TASK TO COMPLETE: Once you have read the records, output them exactly.

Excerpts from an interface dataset
☆ ☆ ☆ ☆

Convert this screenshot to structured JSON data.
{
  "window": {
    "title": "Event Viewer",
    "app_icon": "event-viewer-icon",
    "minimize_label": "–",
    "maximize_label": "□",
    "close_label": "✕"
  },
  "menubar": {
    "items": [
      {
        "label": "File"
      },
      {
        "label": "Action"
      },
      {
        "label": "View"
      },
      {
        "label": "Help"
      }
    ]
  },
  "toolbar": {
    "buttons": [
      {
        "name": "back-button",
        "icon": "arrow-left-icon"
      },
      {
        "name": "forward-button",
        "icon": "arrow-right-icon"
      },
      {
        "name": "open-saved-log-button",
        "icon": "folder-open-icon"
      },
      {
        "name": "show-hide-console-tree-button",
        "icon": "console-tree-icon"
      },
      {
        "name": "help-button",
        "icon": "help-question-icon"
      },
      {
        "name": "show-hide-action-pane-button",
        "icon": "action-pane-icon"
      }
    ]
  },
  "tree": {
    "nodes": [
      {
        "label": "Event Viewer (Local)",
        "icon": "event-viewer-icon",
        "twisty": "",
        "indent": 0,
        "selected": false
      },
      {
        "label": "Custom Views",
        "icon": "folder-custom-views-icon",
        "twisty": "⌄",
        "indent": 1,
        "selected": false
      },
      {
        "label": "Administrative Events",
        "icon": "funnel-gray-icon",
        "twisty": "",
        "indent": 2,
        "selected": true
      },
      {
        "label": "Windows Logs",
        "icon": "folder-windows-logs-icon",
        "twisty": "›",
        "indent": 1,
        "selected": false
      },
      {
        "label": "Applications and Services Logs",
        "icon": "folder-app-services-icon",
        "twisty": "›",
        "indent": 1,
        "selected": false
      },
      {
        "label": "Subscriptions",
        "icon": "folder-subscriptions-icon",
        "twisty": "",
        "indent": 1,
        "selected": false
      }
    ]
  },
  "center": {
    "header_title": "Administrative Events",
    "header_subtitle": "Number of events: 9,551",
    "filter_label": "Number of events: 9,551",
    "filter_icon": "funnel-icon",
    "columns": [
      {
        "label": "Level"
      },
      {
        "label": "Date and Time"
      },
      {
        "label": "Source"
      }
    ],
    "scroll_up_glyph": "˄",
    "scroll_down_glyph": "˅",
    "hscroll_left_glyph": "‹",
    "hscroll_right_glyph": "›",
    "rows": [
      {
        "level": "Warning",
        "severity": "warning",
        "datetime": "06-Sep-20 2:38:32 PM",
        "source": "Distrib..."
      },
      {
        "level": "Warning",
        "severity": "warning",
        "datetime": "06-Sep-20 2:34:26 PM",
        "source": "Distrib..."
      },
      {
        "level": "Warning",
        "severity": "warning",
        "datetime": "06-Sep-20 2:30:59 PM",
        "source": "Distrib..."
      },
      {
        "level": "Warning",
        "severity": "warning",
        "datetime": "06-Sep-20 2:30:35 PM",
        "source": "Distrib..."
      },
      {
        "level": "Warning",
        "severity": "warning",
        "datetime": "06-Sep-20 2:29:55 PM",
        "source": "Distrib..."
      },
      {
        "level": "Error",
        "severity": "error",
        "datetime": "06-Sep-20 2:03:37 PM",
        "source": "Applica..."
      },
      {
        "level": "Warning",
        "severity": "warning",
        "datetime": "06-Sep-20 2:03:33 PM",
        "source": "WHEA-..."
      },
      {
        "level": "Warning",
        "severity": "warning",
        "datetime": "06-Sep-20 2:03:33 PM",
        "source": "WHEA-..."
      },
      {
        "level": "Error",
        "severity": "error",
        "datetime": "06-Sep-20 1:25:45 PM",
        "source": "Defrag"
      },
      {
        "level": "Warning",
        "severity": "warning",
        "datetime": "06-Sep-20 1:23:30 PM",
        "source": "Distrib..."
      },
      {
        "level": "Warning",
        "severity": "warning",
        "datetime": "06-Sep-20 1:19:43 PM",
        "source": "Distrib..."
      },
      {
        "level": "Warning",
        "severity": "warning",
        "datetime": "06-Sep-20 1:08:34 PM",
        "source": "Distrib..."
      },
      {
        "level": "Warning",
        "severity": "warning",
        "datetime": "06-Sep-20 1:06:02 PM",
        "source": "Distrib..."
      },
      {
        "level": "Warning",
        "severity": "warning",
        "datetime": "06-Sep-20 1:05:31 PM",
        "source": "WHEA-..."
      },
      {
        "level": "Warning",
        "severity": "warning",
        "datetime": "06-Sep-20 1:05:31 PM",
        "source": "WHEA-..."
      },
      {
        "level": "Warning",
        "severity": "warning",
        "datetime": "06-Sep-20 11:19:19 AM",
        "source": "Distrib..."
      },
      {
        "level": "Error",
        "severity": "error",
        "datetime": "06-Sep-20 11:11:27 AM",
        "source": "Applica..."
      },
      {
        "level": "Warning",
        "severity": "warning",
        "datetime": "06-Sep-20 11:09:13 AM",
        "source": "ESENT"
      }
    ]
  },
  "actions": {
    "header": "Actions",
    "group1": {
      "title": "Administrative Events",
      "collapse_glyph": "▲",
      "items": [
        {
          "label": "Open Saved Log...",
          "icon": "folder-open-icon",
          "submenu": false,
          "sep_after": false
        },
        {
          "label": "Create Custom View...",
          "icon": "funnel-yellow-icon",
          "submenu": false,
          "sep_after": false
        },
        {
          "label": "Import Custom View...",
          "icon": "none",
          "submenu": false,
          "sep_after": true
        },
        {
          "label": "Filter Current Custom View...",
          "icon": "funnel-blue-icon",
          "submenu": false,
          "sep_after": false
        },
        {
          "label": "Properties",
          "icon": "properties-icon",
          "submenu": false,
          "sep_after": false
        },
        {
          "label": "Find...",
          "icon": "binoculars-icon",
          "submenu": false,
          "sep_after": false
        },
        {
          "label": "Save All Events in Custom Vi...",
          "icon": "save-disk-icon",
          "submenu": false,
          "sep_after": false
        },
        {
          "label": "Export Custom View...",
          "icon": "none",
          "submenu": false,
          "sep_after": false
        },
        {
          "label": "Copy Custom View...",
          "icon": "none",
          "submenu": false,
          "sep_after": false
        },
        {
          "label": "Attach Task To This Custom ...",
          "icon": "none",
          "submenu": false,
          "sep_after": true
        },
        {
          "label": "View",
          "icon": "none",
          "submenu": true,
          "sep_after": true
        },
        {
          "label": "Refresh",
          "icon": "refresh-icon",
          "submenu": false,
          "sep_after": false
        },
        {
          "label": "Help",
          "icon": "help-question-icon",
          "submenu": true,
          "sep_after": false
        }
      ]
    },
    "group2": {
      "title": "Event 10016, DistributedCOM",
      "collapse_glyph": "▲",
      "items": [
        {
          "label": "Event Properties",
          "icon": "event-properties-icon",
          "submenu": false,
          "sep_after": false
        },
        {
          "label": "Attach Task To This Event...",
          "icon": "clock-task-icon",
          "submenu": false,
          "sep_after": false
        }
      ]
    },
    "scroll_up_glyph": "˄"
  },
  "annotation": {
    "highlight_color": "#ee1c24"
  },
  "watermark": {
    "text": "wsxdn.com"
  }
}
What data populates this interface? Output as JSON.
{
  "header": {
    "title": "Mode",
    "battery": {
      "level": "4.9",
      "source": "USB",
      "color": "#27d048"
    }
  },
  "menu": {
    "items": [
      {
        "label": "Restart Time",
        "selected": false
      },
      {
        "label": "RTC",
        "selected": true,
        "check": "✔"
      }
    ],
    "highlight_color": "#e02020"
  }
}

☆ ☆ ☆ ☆

REPLY:
Convert this screenshot to structured JSON data.
{
  "window": {
    "title": "Event Viewer",
    "app_icon": "event-viewer-icon",
    "minimize_label": "–",
    "maximize_label": "□",
    "close_label": "✕"
  },
  "menubar": {
    "items": [
      {
        "label": "File"
      },
      {
        "label": "Action"
      },
      {
        "label": "View"
      },
      {
        "label": "Help"
      }
    ]
  },
  "toolbar": {
    "buttons": [
      {
        "name": "back-button",
        "icon": "arrow-left-icon"
      },
      {
        "name": "forward-button",
        "icon": "arrow-right-icon"
      },
      {
        "name": "open-saved-log-button",
        "icon": "folder-open-icon"
      },
      {
        "name": "show-hide-console-tree-button",
        "icon": "console-tree-icon"
      },
      {
        "name": "help-button",
        "icon": "help-question-icon"
      },
      {
        "name": "show-hide-action-pane-button",
        "icon": "action-pane-icon"
      }
    ]
  },
  "tree": {
    "nodes": [
      {
        "label": "Event Viewer (Local)",
        "icon": "event-viewer-icon",
        "twisty": "",
        "indent": 0,
        "selected": false
      },
      {
        "label": "Custom Views",
        "icon": "folder-custom-views-icon",
        "twisty": "⌄",
        "indent": 1,
        "selected": false
      },
      {
        "label": "Administrative Events",
        "icon": "funnel-gray-icon",
        "twisty": "",
        "indent": 2,
        "selected": true
      },
      {
        "label": "Windows Logs",
        "icon": "folder-windows-logs-icon",
        "twisty": "›",
        "indent": 1,
        "selected": false
      },
      {
        "label": "Applications and Services Logs",
        "icon": "folder-app-services-icon",
        "twisty": "›",
        "indent": 1,
        "selected": false
      },
      {
        "label": "Subscriptions",
        "icon": "folder-subscriptions-icon",
        "twisty": "",
        "indent": 1,
        "selected": false
      }
    ]
  },
  "center": {
    "header_title": "Administrative Events",
    "header_subtitle": "Number of events: 9,551",
    "filter_label": "Number of events: 9,551",
    "filter_icon": "funnel-icon",
    "columns": [
      {
        "label": "Level"
      },
      {
        "label": "Date and Time"
      },
      {
        "label": "Source"
      }
    ],
    "scroll_up_glyph": "˄",
    "scroll_down_glyph": "˅",
    "hscroll_left_glyph": "‹",
    "hscroll_right_glyph": "›",
    "rows": [
      {
        "level": "Warning",
        "severity": "warning",
        "datetime": "06-Sep-20 2:38:32 PM",
        "source": "Distrib..."
      },
      {
        "level": "Warning",
        "severity": "warning",
        "datetime": "06-Sep-20 2:34:26 PM",
        "source": "Distrib..."
      },
      {
        "level": "Warning",
        "severity": "warning",
        "datetime": "06-Sep-20 2:30:59 PM",
        "source": "Distrib..."
      },
      {
        "level": "Warning",
        "severity": "warning",
        "datetime": "06-Sep-20 2:30:35 PM",
        "source": "Distrib..."
      },
      {
        "level": "Warning",
        "severity": "warning",
        "datetime": "06-Sep-20 2:29:55 PM",
        "source": "Distrib..."
      },
      {
        "level": "Error",
        "severity": "error",
        "datetime": "06-Sep-20 2:03:37 PM",
        "source": "Applica..."
      },
      {
        "level": "Warning",
        "severity": "warning",
        "datetime": "06-Sep-20 2:03:33 PM",
        "source": "WHEA-..."
      },
      {
        "level": "Warning",
        "severity": "warning",
        "datetime": "06-Sep-20 2:03:33 PM",
        "source": "WHEA-..."
      },
      {
        "level": "Error",
        "severity": "error",
        "datetime": "06-Sep-20 1:25:45 PM",
        "source": "Defrag"
      },
      {
        "level": "Warning",
        "severity": "warning",
        "datetime": "06-Sep-20 1:23:30 PM",
        "source": "Distrib..."
      },
      {
        "level": "Warning",
        "severity": "warning",
        "datetime": "06-Sep-20 1:19:43 PM",
        "source": "Distrib..."
      },
      {
        "level": "Warning",
        "severity": "warning",
        "datetime": "06-Sep-20 1:08:34 PM",
        "source": "Distrib..."
      },
      {
        "level": "Warning",
        "severity": "warning",
        "datetime": "06-Sep-20 1:06:02 PM",
        "source": "Distrib..."
      },
      {
        "level": "Warning",
        "severity": "warning",
        "datetime": "06-Sep-20 1:05:31 PM",
        "source": "WHEA-..."
      },
      {
        "level": "Warning",
        "severity": "warning",
        "datetime": "06-Sep-20 1:05:31 PM",
        "source": "WHEA-..."
      },
      {
        "level": "Warning",
        "severity": "warning",
        "datetime": "06-Sep-20 11:19:19 AM",
        "source": "Distrib..."
      },
      {
        "level": "Error",
        "severity": "error",
        "datetime": "06-Sep-20 11:11:27 AM",
        "source": "Applica..."
      },
      {
        "level": "Warning",
        "severity": "warning",
        "datetime": "06-Sep-20 11:09:13 AM",
        "source": "ESENT"
      }
    ]
  },
  "actions": {
    "header": "Actions",
    "group1": {
      "title": "Administrative Events",
      "collapse_glyph": "▲",
      "items": [
        {
          "label": "Open Saved Log...",
          "icon": "folder-open-icon",
          "submenu": false,
          "sep_after": false
        },
        {
          "label": "Create Custom View...",
          "icon": "funnel-yellow-icon",
          "submenu": false,
          "sep_after": false
        },
        {
          "label": "Import Custom View...",
          "icon": "none",
          "submenu": false,
          "sep_after": true
        },
        {
          "label": "Filter Current Custom View...",
          "icon": "funnel-blue-icon",
          "submenu": false,
          "sep_after": false
        },
        {
          "label": "Properties",
          "icon": "properties-icon",
          "submenu": false,
          "sep_after": false
        },
        {
          "label": "Find...",
          "icon": "binoculars-icon",
          "submenu": false,
          "sep_after": false
        },
        {
          "label": "Save All Events in Custom Vi...",
          "icon": "save-disk-icon",
          "submenu": false,
          "sep_after": false
        },
        {
          "label": "Export Custom View...",
          "icon": "none",
          "submenu": false,
          "sep_after": false
        },
        {
          "label": "Copy Custom View...",
          "icon": "none",
          "submenu": false,
          "sep_after": false
        },
        {
          "label": "Attach Task To This Custom ...",
          "icon": "none",
          "submenu": false,
          "sep_after": true
        },
        {
          "label": "View",
          "icon": "none",
          "submenu": true,
          "sep_after": true
        },
        {
          "label": "Refresh",
          "icon": "refresh-icon",
          "submenu": false,
          "sep_after": false
        },
        {
          "label": "Help",
          "icon": "help-question-icon",
          "submenu": true,
          "sep_after": false
        }
      ]
    },
    "group2": {
      "title": "Event 10016, DistributedCOM",
      "collapse_glyph": "▲",
      "items": [
        {
          "label": "Event Properties",
          "icon": "event-properties-icon",
          "submenu": false,
          "sep_after": false
        },
        {
          "label": "Attach Task To This Event...",
          "icon": "clock-task-icon",
          "submenu": false,
          "sep_after": false
        }
      ]
    },
    "scroll_up_glyph": "˄"
  },
  "annotation": {
    "highlight_color": "#ee1c24"
  },
  "watermark": {
    "text": "wsxdn.com"
  }
}
What data populates this interface? Output as JSON.
{
  "header": {
    "title": "Mode",
    "battery": {
      "level": "4.9",
      "source": "USB",
      "color": "#27d048"
    }
  },
  "menu": {
    "items": [
      {
        "label": "Restart Time",
        "selected": false
      },
      {
        "label": "RTC",
        "selected": true,
        "check": "✔"
      }
    ],
    "highlight_color": "#e02020"
  }
}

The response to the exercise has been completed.